He feels guilty driving

In a country of upgraders, Mr Francis Tang is a downgrader.

And a proud one too.

Six years ago, he bought a Chevrolet Aveo. Two years after that, when Certificate of Entitlement (COE) premiums skyrocketed, he also bought a second-hand Yamaha Fazer motorcycle for $5,000.

Now, it's a foldable bicycle. And there's no COE to contend with, said Mr Tang, 34, a Physical Education teacher .

A trip to Amsterdam, Holland, three years ago helped him make up his mind.

Said Mr Tang: "There were no cars on the road, and it was like paradise. Everybody was conveniently cycling everywhere."

After his return, he felt guilty driving a car and riding his motorcycle. He felt he was polluting the environment.

It took Mr Tang three months to get used to the rigour of cycling 20km from his Pasir Ris flat to his school at Outram.

"I stop by the gym near the school to have a quick workout, before taking a shower," Mr Tang said.

He then changes into a fresh set of clothes that he carries in his backpack. It used to take him 90 minutes, but three months of practice has helped him shave 30 minutes off the travelling time.

The practice also increased his endurance and stamina for the bike journey home.

He used to leave the school with his foldable bike only at 8pm to take the MRT home, as that is when he is allowed to take his foldable bike on trains.

Even during the weekends, the father of one cycles as much as he can. He makes an exception only when he is going out with his wife and two-year-old.

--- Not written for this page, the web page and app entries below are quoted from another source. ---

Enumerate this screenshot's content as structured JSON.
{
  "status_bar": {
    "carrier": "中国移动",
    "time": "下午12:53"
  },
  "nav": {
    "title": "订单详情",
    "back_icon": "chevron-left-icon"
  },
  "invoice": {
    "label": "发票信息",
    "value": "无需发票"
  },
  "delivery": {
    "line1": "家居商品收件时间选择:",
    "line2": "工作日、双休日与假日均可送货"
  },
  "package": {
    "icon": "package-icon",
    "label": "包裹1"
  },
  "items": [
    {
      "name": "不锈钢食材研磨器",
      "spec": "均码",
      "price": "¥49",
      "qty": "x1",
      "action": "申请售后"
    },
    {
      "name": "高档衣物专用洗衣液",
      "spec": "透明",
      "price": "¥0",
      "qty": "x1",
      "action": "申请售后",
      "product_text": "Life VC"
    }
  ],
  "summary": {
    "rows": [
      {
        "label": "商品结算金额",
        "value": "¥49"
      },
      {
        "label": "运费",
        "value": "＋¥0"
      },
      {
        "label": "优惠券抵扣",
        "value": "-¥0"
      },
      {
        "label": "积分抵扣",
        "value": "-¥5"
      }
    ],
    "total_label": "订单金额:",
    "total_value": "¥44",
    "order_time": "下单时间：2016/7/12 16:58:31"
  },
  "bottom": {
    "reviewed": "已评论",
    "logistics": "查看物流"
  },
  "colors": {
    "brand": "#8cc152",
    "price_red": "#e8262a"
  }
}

That, too, will soon be a thing of the past, as the Tang family is now looking for a buyer for their car.

"My wife is thinking of cycling to work too," he said.

With higher COE prices, Mr Tang is driven further away from cars.

Today, the COE for a Category A car stands at $85,000 and it is $93,500 for a Category B vehicle.

"Now that the COE is so high there's no way I can get a car," he said. Not that the fluctuating COE is going to change his mind, he said.

"There's no way I will own a car. I really don't like cars now. I really enjoy every single (bicycle) commute.

"I told myself I will never change," said the bicycle convert.

Mr Tang sees himself still cycling even when he pushes past 70.

"When I was in Amsterdam, I saw many people in their 70s, 80s still cycling. I don't think I'll ever stop, unless I have a back injury," he said.


Get The New Paper for more stories.

Purchase this article for republication.



Your daily good stuff - AsiaOne stories delivered straight to your inbox
By signing up, you agree to our Privacy policy and Terms and Conditions.